The U.S. Government already invests in cooperation with Vietnam that addresses these and other points important to connectivity and Vietnam’s development. The Fulbright program and progress towards a Fulbright University of Vietnam are tremendous examples that Ambassador Osius identified as a top priority and which and my co-panelists will discuss. There are others, including the Vietnam Education Foundation, the Global Undergraduate Exchange Program, the Young Southeast Asian Leaders Initiative, and the Partnerships for Enhanced Engagement in Research program. I hope the Peace Corps will be added to this list soon, given the importance of English language education to our shared agenda.

USAID’s programs focus on higher education in Vietnam, including vocational education, and leverage the best of people-to-people ties through partnerships with U.S. universities and corporate actors, some of which include commitments that will expand connectivity through social media and MOOCs. These programs are centered on the principle that improving the relevance and marketability of the skills of Vietnamese workers and future graduates is essential to a modern economy, including the innovation ecosystem. An entirely private set of engagements is also occurring as a result of the great appetite for exchange and cooperation. It is no secret that many U.S. and Vietnamese universities have established or are exploring relations without any government involvement at all. U.S. universities are eager for Vietnamese students and the Education USA program facilitates it. Ambassador Osius and our Consul General are passionate supporters of this exchange.

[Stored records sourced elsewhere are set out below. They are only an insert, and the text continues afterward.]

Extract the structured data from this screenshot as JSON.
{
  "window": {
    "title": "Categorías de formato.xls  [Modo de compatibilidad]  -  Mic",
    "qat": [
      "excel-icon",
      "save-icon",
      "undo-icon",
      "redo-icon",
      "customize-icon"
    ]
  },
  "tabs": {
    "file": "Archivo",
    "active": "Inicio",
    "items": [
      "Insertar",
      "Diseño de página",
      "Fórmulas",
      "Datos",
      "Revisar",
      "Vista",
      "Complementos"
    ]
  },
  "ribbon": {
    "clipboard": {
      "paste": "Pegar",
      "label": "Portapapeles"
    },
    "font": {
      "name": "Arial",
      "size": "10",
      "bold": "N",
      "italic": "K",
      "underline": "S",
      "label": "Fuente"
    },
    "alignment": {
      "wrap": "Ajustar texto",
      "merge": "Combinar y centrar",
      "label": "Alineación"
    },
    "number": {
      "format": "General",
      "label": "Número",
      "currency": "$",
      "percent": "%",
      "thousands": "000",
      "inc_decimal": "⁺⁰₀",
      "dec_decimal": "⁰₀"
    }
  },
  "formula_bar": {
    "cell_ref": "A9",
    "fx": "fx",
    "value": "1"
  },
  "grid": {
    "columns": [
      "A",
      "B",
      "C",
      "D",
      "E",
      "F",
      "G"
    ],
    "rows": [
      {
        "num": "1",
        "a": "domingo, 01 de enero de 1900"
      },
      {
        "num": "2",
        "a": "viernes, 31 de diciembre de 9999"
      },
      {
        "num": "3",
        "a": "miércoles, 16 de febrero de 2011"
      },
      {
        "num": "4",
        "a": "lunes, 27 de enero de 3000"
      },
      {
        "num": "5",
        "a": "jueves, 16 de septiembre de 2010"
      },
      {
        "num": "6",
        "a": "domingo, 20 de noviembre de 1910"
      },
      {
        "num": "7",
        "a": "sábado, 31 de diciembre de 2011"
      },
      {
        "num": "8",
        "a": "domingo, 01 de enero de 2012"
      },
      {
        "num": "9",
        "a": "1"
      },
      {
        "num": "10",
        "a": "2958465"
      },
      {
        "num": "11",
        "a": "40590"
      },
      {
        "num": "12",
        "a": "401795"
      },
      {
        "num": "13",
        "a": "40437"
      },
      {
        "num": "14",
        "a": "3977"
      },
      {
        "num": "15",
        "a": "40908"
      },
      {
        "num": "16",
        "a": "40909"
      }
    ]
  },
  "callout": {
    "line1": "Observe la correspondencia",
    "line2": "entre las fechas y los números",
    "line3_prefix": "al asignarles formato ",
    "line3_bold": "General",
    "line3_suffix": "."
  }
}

But please allow me a minute to emphasize several exciting public-private partnership for education, all of which are relevant to TPP and our broader shared agenda. For years we have been supporting engineering and social work reform efforts at Vietnam’s universities and vocational schools. Leading U.S. innovators such as Arizona State University and Intel have been involved, along with a number of Vietnamese universities including HCM University of Technology and Education, HCM Vocational College of Technology and Can Tho University. Engineering has a key role to play in Vietnam’s expanding economy, and our partnership in that area has received a number of awards.

We are broadening the scope of our higher education assistance to science, technology, engineering, and math (STEM) in a big way given all the opportunities for growth and engagement. A new program will invest in applied curricular innovations, national quality assessment, student learning platforms, maker innovation spaces, faculty instructional innovation and institutional policy reform and leadership. It has a similarly impressive list of corporate actors, adding the likes of Oracle, Microsoft, and AutoDesk. Collectively these programs are leveraging huge investments in higher education.

Private sector partners give Vietnamese universities the latest perspective from breakneck developments in technology sectors, including market trends and trajectories, as well as much-needed equipment and an eye into how factories operate and what it would be like for young women in particular to work there. For example, having education advisers present in Intel’s impressive plant nearby has brought the exchange of information into a new way of working together.

We are collaborating with similarly impressive companies in developing another new higher education program in the area of medicine. It will align with the very large U.S. assistance investment in health in Vietnam and with the great opportunities for investment in that sector going forward. In addition, we continue to fund the Lower Mekong Public Policy Initiative with Harvard as a way to deepen ties among academics and policy makers under the United States’ Lower Mekong Initiative.

Secretary Kerry and others rightly laud the transformation in education and people-to-people ties over the past 20 years. But to borrow an American idiom, you ain’t seen nothing yet. With the TPP’s openings and the incredible appetite for exchange between our countries, particularly in education, the years to come will be even more amazing. Our two governments are committed to this acceleration – I hope everyone will join the ride.

Thank you.

Issuing Country